Stored records
----

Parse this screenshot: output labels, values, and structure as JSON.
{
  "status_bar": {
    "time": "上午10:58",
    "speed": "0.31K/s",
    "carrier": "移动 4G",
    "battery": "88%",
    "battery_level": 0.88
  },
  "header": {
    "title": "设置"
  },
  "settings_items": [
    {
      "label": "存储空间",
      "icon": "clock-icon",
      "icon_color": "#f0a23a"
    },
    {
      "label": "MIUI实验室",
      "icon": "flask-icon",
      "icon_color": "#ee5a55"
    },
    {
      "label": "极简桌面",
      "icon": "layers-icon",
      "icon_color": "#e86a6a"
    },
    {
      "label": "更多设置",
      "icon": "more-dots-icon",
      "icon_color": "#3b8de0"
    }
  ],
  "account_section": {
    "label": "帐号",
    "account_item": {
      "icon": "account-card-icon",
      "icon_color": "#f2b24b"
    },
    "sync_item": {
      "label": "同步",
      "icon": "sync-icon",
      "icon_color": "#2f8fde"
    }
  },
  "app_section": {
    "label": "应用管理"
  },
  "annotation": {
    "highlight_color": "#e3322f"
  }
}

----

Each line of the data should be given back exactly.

Parse this screenshot: output labels, values, and structure as JSON.
{
  "status_bar": {
    "time": "上午10:58",
    "speed": "0.31K/s",
    "carrier": "移动 4G",
    "battery": "88%",
    "battery_level": 0.88
  },
  "header": {
    "title": "设置"
  },
  "settings_items": [
    {
      "label": "存储空间",
      "icon": "clock-icon",
      "icon_color": "#f0a23a"
    },
    {
      "label": "MIUI实验室",
      "icon": "flask-icon",
      "icon_color": "#ee5a55"
    },
    {
      "label": "极简桌面",
      "icon": "layers-icon",
      "icon_color": "#e86a6a"
    },
    {
      "label": "更多设置",
      "icon": "more-dots-icon",
      "icon_color": "#3b8de0"
    }
  ],
  "account_section": {
    "label": "帐号",
    "account_item": {
      "icon": "account-card-icon",
      "icon_color": "#f2b24b"
    },
    "sync_item": {
      "label": "同步",
      "icon": "sync-icon",
      "icon_color": "#2f8fde"
    }
  },
  "app_section": {
    "label": "应用管理"
  },
  "annotation": {
    "highlight_color": "#e3322f"
  }
}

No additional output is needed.